TO DO >> The response should consist of every line below, unchanged.

App and web page records:
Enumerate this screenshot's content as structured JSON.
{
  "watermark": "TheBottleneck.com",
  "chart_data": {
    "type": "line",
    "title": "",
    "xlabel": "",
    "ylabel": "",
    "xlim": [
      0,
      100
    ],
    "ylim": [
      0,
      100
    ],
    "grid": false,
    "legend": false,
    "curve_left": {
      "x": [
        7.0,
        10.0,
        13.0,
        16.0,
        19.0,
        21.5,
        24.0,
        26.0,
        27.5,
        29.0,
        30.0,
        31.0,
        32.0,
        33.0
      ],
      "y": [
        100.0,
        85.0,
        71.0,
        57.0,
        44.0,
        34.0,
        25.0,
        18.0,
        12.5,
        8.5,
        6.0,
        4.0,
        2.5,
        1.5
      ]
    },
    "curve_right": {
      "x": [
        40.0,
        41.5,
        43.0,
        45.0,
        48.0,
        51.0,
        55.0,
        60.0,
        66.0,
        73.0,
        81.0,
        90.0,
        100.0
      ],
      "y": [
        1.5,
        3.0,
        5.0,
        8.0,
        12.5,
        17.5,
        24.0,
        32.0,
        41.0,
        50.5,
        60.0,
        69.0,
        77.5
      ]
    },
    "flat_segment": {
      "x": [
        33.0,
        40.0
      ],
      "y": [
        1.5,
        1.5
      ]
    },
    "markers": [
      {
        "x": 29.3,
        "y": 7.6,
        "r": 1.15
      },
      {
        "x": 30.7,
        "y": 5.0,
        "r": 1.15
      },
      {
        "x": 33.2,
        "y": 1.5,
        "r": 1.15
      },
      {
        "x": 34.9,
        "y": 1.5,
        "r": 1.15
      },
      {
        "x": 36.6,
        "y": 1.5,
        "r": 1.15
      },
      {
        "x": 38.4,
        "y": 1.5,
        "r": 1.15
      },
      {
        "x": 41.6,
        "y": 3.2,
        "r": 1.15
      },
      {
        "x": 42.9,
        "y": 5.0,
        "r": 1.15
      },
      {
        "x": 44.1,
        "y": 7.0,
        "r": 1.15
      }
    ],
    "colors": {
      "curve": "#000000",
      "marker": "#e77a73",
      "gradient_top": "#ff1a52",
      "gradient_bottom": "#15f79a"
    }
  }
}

RESPONSE TO THIS TASK >>
Enumerate this screenshot's content as structured JSON.
{
  "watermark": "TheBottleneck.com",
  "chart_data": {
    "type": "line",
    "title": "",
    "xlabel": "",
    "ylabel": "",
    "xlim": [
      0,
      100
    ],
    "ylim": [
      0,
      100
    ],
    "grid": false,
    "legend": false,
    "curve_left": {
      "x": [
        7.0,
        10.0,
        13.0,
        16.0,
        19.0,
        21.5,
        24.0,
        26.0,
        27.5,
        29.0,
        30.0,
        31.0,
        32.0,
        33.0
      ],
      "y": [
        100.0,
        85.0,
        71.0,
        57.0,
        44.0,
        34.0,
        25.0,
        18.0,
        12.5,
        8.5,
        6.0,
        4.0,
        2.5,
        1.5
      ]
    },
    "curve_right": {
      "x": [
        40.0,
        41.5,
        43.0,
        45.0,
        48.0,
        51.0,
        55.0,
        60.0,
        66.0,
        73.0,
        81.0,
        90.0,
        100.0
      ],
      "y": [
        1.5,
        3.0,
        5.0,
        8.0,
        12.5,
        17.5,
        24.0,
        32.0,
        41.0,
        50.5,
        60.0,
        69.0,
        77.5
      ]
    },
    "flat_segment": {
      "x": [
        33.0,
        40.0
      ],
      "y": [
        1.5,
        1.5
      ]
    },
    "markers": [
      {
        "x": 29.3,
        "y": 7.6,
        "r": 1.15
      },
      {
        "x": 30.7,
        "y": 5.0,
        "r": 1.15
      },
      {
        "x": 33.2,
        "y": 1.5,
        "r": 1.15
      },
      {
        "x": 34.9,
        "y": 1.5,
        "r": 1.15
      },
      {
        "x": 36.6,
        "y": 1.5,
        "r": 1.15
      },
      {
        "x": 38.4,
        "y": 1.5,
        "r": 1.15
      },
      {
        "x": 41.6,
        "y": 3.2,
        "r": 1.15
      },
      {
        "x": 42.9,
        "y": 5.0,
        "r": 1.15
      },
      {
        "x": 44.1,
        "y": 7.0,
        "r": 1.15
      }
    ],
    "colors": {
      "curve": "#000000",
      "marker": "#e77a73",
      "gradient_top": "#ff1a52",
      "gradient_bottom": "#15f79a"
    }
  }
}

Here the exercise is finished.